_Problem requirements_: Go through the data and copy every line in which "services" appears.

_Supplied material_:
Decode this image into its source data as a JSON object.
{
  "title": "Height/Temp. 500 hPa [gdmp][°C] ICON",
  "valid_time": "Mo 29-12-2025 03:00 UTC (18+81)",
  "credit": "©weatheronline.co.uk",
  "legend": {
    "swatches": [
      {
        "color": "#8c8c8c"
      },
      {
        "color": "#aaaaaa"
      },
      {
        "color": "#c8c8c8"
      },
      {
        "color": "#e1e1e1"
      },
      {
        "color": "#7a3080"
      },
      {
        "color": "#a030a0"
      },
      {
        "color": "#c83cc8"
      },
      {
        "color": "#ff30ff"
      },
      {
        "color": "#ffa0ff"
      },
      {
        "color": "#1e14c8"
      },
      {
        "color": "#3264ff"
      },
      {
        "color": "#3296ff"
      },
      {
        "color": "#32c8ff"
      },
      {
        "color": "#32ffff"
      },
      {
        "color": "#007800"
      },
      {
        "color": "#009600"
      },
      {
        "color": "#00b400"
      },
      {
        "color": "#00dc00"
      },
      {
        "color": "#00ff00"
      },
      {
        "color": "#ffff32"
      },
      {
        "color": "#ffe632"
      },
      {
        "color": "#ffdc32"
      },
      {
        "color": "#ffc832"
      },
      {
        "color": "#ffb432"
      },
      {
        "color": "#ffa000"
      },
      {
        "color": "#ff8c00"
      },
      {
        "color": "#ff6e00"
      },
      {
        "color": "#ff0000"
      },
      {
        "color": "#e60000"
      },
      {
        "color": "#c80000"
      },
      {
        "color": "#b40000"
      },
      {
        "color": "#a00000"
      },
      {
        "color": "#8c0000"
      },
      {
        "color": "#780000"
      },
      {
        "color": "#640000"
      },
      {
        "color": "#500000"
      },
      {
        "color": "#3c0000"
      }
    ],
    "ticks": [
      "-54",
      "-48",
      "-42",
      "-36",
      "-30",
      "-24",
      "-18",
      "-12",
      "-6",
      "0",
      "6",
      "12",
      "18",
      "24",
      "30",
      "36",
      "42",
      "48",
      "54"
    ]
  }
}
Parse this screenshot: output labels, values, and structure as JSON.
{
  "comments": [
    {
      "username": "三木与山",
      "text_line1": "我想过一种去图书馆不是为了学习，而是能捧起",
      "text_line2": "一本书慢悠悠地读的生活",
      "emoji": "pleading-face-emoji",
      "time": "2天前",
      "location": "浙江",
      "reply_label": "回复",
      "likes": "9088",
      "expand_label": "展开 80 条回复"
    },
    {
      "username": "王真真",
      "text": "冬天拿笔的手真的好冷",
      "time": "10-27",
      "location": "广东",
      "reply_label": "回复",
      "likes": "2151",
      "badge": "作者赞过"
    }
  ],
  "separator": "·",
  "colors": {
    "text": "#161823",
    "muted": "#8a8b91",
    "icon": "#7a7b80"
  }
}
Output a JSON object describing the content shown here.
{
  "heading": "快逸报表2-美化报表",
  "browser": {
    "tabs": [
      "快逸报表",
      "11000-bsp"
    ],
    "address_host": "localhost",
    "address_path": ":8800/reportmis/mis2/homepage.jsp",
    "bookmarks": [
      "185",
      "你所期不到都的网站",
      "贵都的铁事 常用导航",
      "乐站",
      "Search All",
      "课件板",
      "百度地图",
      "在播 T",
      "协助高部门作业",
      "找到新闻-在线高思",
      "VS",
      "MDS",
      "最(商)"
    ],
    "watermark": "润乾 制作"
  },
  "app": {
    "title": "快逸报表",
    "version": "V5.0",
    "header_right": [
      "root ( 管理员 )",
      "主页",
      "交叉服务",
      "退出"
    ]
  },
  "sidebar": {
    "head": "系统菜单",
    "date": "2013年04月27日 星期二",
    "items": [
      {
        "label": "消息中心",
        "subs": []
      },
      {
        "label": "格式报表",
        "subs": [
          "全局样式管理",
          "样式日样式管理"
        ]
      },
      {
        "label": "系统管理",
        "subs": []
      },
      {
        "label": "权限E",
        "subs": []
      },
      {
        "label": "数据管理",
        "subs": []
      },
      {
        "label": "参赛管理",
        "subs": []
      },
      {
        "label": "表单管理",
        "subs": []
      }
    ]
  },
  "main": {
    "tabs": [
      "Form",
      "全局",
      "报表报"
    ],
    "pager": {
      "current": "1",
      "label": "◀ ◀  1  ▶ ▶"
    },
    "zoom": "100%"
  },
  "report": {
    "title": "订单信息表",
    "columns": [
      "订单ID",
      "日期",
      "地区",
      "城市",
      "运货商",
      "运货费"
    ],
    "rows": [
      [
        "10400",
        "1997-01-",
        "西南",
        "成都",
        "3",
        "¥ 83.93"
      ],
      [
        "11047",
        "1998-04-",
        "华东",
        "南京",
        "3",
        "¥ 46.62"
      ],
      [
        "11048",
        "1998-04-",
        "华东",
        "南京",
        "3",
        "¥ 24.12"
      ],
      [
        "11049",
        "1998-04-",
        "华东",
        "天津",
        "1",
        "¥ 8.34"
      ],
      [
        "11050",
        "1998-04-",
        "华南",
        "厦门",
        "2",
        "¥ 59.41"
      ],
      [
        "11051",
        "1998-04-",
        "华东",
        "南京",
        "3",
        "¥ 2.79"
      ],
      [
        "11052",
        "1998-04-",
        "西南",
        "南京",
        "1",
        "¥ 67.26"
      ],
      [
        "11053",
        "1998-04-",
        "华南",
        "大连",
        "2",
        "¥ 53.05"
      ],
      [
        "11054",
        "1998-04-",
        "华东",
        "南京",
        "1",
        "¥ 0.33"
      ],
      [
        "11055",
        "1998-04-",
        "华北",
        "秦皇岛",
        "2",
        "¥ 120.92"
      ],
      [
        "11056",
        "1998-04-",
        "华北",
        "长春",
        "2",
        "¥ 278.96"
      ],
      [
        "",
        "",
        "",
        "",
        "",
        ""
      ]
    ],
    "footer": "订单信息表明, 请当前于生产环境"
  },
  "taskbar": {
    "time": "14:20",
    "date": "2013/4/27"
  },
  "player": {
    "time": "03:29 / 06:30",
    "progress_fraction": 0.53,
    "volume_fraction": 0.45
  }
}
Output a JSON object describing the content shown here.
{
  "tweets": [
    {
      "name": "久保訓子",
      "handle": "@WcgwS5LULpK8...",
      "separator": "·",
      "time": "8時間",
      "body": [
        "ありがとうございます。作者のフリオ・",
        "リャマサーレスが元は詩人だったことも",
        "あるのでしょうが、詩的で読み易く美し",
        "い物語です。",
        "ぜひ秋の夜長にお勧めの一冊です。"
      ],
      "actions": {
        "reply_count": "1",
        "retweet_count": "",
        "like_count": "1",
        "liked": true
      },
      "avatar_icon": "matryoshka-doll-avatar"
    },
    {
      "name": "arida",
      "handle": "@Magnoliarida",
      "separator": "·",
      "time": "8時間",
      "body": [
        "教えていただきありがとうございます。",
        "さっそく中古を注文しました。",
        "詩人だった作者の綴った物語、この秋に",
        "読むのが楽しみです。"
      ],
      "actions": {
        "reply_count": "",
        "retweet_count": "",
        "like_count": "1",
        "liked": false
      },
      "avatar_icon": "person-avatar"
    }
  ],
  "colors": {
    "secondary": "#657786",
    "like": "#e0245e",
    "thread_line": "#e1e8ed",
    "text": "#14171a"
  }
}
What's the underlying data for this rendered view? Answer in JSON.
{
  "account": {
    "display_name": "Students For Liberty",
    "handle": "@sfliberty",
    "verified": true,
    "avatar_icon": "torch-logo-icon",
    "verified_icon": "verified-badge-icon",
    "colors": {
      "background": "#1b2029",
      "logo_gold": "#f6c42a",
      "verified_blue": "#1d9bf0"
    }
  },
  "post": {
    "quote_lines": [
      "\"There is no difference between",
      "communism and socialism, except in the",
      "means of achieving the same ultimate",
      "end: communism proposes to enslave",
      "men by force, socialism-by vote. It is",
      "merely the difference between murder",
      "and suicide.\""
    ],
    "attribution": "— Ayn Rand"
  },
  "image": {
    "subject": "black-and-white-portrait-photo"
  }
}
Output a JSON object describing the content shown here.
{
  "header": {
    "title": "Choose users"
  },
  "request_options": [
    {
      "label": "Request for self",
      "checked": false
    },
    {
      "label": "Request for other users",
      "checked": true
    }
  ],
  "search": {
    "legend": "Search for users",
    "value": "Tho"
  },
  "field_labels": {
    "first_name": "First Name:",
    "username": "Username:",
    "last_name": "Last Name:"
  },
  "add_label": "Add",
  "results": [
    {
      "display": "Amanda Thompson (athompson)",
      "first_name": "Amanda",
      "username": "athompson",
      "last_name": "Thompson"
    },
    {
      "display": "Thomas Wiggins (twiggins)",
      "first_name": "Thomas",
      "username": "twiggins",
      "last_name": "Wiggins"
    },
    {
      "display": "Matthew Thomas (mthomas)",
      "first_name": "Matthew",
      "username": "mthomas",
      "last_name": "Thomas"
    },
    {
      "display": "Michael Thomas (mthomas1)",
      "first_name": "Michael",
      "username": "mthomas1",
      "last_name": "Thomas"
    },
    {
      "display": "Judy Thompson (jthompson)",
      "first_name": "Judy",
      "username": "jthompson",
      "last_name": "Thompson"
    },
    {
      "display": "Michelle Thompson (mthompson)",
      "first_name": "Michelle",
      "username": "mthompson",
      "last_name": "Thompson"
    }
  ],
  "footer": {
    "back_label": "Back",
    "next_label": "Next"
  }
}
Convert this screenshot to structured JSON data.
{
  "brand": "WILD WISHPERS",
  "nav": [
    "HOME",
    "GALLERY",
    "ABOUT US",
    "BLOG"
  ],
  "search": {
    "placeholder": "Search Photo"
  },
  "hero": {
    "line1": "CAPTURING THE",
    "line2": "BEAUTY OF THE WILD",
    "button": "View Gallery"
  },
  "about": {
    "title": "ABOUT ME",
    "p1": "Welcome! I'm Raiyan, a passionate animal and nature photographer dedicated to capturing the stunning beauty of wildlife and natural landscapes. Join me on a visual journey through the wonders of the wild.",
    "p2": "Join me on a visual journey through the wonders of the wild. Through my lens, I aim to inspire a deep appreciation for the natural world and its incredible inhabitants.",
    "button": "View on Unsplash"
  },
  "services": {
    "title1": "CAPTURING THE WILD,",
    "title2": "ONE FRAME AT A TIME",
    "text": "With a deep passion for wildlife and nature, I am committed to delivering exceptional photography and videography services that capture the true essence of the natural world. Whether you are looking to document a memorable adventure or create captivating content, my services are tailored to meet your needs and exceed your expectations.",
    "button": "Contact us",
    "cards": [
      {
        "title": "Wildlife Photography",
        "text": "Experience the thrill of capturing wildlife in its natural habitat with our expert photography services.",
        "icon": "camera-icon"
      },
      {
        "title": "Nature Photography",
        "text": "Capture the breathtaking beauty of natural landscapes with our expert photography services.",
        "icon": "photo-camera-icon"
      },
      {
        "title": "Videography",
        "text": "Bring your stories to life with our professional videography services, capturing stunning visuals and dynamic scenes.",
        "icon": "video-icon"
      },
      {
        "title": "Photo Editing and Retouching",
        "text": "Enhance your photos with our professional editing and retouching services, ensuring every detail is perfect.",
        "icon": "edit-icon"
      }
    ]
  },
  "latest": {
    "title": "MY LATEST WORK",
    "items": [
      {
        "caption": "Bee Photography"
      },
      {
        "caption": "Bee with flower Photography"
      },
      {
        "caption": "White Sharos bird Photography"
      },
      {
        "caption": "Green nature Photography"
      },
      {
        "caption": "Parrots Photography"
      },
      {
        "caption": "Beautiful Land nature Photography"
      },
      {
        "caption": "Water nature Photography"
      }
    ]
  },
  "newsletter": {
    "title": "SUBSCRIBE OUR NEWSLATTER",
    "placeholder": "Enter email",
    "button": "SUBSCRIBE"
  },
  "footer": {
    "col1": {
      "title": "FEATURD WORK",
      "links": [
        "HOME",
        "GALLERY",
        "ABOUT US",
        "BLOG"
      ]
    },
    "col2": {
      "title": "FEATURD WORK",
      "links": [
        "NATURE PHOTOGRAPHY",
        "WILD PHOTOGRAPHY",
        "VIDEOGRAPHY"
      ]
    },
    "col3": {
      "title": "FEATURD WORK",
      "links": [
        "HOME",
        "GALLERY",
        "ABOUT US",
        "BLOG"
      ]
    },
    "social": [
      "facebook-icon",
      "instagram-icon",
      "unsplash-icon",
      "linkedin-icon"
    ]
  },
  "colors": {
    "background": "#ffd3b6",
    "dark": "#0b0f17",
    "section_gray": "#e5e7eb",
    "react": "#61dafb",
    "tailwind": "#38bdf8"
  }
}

_Completed task_:
  "services": {
    "text": "With a deep passion for wildlife and nature, I am committed to delivering exceptional photography and videography services that capture the true essence of the natural world. Whether you are looking to document a memorable adventure or create captivating content, my services are tailored to meet your needs and exceed your expectations.",
        "text": "Experience the thrill of capturing wildlife in its natural habitat with our expert photography services.",
        "text": "Capture the breathtaking beauty of natural landscapes with our expert photography services.",
        "text": "Bring your stories to life with our professional videography services, capturing stunning visuals and dynamic scenes.",
        "text": "Enhance your photos with our professional editing and retouching services, ensuring every detail is perfect.",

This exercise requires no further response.